(ENTRIES PROVIDED)

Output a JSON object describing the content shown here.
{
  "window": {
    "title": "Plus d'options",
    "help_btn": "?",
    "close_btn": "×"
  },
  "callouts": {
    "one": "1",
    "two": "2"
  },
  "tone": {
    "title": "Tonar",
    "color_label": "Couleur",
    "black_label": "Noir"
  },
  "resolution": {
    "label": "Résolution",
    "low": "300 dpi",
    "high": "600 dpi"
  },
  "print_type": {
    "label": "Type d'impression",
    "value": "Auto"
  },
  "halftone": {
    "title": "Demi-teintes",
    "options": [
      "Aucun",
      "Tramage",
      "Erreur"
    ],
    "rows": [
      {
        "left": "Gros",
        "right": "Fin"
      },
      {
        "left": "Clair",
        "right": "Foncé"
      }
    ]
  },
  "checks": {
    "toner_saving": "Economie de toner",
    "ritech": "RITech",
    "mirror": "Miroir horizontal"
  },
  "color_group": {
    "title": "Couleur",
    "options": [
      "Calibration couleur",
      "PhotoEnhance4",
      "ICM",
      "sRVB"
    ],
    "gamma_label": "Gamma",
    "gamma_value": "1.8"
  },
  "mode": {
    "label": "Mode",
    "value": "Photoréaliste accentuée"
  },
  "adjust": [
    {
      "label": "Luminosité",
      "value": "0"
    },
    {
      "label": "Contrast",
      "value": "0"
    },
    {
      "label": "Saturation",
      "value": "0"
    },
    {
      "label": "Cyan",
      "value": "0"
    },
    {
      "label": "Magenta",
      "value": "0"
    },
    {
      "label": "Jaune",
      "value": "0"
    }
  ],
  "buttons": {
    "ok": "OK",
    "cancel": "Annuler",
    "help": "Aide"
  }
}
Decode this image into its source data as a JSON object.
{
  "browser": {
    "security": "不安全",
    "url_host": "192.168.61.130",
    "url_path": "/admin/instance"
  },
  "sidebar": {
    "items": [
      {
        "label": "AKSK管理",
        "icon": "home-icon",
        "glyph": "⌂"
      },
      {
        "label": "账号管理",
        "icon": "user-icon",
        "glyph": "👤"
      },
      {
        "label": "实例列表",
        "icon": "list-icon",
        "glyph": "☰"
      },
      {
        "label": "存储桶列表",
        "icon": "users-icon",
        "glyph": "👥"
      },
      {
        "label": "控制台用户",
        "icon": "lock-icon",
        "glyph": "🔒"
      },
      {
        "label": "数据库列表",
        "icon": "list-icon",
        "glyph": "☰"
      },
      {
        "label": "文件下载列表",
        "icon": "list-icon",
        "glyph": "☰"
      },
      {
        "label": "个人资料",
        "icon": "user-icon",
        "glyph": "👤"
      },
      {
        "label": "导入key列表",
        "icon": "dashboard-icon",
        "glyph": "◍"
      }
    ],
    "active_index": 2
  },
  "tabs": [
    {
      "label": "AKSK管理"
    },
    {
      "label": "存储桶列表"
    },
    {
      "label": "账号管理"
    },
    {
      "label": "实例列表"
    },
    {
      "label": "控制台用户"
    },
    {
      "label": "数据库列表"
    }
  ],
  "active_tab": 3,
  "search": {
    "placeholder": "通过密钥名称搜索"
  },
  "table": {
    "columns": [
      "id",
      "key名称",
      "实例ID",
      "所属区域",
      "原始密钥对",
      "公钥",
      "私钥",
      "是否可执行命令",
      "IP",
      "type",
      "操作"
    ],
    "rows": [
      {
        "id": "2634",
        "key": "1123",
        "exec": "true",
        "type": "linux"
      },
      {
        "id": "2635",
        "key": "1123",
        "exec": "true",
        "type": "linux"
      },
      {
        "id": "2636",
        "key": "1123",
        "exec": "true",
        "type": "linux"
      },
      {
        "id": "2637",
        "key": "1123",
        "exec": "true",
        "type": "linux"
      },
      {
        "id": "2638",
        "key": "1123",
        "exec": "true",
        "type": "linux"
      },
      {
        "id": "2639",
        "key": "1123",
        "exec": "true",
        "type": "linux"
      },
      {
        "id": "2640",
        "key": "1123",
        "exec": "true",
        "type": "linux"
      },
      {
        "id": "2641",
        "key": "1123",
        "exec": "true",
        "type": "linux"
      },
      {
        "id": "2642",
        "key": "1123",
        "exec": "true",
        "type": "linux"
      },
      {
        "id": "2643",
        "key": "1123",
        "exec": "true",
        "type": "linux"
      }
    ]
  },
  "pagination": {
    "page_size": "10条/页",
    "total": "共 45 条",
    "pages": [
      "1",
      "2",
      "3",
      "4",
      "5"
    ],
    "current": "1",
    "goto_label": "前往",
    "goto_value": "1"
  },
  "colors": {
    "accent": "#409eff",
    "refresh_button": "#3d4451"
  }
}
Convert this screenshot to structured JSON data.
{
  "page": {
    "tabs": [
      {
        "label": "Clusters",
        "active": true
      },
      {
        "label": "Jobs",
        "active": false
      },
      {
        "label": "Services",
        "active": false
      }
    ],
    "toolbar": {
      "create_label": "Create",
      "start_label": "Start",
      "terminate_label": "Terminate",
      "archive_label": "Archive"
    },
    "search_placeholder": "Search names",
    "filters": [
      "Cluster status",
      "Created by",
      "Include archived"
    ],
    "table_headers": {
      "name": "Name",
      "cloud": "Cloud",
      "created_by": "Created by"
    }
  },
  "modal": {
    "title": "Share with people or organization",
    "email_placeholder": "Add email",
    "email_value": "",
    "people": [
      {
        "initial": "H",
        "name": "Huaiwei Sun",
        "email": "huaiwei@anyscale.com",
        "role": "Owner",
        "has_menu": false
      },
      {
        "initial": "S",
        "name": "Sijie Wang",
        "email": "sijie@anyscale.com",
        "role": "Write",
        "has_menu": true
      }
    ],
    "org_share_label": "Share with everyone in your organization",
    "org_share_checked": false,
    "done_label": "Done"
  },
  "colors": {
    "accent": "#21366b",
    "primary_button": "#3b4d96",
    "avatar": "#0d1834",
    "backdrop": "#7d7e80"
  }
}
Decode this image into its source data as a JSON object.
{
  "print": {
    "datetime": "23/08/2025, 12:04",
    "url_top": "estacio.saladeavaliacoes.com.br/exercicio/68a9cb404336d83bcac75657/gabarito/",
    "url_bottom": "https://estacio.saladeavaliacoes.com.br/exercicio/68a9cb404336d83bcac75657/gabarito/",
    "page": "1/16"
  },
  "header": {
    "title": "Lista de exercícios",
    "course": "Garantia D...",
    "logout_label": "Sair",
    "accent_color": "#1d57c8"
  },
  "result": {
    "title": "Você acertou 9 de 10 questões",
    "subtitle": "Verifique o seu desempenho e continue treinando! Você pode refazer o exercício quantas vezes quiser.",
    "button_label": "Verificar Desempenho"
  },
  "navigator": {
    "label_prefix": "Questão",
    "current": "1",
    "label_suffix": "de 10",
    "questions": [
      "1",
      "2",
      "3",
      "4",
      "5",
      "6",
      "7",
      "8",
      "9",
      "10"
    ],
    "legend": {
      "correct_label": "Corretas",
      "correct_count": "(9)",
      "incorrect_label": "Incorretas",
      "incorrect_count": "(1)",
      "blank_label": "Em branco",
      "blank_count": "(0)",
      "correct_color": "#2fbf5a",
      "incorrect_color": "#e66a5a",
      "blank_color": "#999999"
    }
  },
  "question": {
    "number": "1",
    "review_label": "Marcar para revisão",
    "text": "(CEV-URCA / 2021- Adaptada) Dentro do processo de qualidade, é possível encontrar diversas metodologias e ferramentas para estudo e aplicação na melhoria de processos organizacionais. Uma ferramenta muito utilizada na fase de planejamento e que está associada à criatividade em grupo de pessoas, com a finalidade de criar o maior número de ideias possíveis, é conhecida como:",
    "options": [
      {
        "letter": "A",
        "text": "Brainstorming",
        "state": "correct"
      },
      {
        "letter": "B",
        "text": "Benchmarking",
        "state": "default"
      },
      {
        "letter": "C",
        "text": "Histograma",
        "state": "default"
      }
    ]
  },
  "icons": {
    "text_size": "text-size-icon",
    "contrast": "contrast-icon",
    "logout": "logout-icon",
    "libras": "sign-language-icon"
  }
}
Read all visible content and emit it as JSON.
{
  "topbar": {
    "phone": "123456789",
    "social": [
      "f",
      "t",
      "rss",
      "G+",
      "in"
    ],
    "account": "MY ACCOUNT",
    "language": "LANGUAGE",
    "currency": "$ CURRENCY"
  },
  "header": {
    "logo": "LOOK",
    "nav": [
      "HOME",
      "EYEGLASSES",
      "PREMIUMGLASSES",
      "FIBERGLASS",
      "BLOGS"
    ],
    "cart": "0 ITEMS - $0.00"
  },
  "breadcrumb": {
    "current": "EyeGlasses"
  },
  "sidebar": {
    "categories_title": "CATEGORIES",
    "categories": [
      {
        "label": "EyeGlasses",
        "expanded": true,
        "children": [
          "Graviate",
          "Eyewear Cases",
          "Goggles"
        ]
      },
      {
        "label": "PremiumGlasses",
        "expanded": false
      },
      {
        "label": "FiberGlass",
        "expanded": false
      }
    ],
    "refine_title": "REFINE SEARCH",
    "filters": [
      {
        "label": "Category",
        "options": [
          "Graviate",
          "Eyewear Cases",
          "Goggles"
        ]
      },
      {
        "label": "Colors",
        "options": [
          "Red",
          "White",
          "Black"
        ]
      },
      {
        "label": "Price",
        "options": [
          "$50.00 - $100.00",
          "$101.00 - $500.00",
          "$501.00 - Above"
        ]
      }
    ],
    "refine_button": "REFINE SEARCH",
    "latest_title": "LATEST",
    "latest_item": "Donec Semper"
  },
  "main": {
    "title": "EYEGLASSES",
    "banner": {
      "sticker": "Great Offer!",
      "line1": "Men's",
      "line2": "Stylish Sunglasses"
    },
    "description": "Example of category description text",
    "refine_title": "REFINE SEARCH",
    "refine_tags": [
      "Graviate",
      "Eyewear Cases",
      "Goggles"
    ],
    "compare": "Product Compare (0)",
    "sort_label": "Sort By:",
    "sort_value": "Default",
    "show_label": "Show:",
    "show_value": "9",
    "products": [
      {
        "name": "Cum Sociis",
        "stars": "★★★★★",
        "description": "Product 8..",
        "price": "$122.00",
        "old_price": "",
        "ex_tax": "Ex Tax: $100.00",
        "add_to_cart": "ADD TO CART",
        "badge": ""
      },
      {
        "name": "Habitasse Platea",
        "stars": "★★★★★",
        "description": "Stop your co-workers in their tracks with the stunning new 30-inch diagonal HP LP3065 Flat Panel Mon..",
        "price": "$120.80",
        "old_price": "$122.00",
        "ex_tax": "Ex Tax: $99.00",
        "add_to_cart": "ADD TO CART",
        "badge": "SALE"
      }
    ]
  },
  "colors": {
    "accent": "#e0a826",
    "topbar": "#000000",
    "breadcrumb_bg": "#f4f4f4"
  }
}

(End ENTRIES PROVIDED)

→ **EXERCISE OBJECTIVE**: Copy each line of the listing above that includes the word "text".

→ **EXPECTED ANSWER**:
    "text": "(CEV-URCA / 2021- Adaptada) Dentro do processo de qualidade, é possível encontrar diversas metodologias e ferramentas para estudo e aplicação na melhoria de processos organizacionais. Uma ferramenta muito utilizada na fase de planejamento e que está associada à criatividade em grupo de pessoas, com a finalidade de criar o maior número de ideias possíveis, é conhecida como:",
        "text": "Brainstorming",
        "text": "Benchmarking",
        "text": "Histograma",
    "text_size": "text-size-icon",
    "description": "Example of category description text",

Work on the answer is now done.